Polynesian peoples often recognized Corona Borealis; the people of the Tuamotus named it Na Kaua-ki-tokerau and probably Te Hetu. The constellation was likely called Kaua-mea in Hawaii, Rangawhenua in New Zealand, and Te Wale-o-Awitu in the Cook Islands atoll of Pukapuka.
In Australian Aboriginal astronomy, the constellation is called womera (“the boomerang“) due to the shape of the stars.[71] The Wailwun people of northwestern New South Wales saw Corona Borealis as mullion wollai “eagle’s nest”, with Altair and Vega—each called mullion—the pair of eagles accompanying it.[72] The Wardaman people of northern Australia held the constellation to be a gathering point for Men’s Law, Women’s Law and Law of both sexes come together and consider matters of existence.
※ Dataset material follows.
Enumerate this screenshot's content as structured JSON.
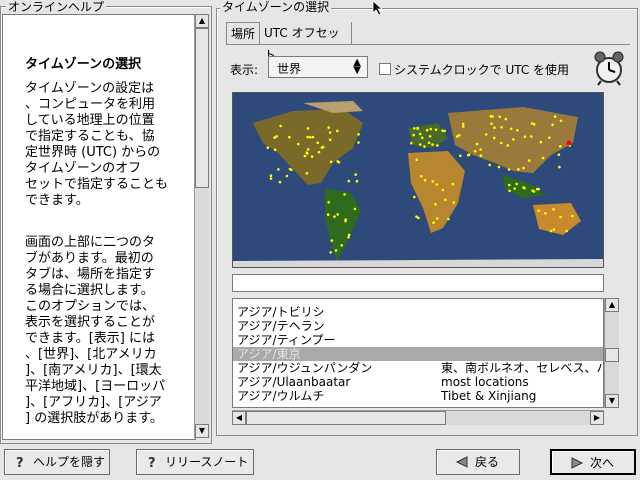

arianrhod.jpegTo the Celts, and especially the Welsh, Corona Borealis refers to the goddess Arianrhod – also spelled Aranrhod. A figure in Welsh mythology, Arianrhod played her most important rôle in the Fourth Branch of the Mabinogi(on). She is the daughter of Dôn and the sister of Gwydion and Gilfaethwy however the Welsh Triads give her father as Beli Mawr.

Caer Arianrhod refers directly to the constellation itself and translates into English as ‘the Castle of the Silver Circle’ or simply ‘the Castle of Silver. This is considered to be the heavenly home of the Lady Arianrhod herself.

In the Mabinogi(on), her uncle, Math ap Mathonwy, is the King of Gwynedd. During the course of the story, Arianrhod bears to two sons, Dylan ail Don and Lleu Llaw Gyffes, through magical means.

Position of Constellation:



Milky Way = Sarn / Caer Gwydion


Pegasus = Ceffyl Gwyn Llŷr
Andromeda = Epona


Hercules = Helith


Orion (Cernunnos) = Mabon



Gemini = Gwyn & Gwythur


Boötes = Hu Gadarn



Heracles = ??


Scorpius = Afanc


Corvus = Bran / Bendigeidfran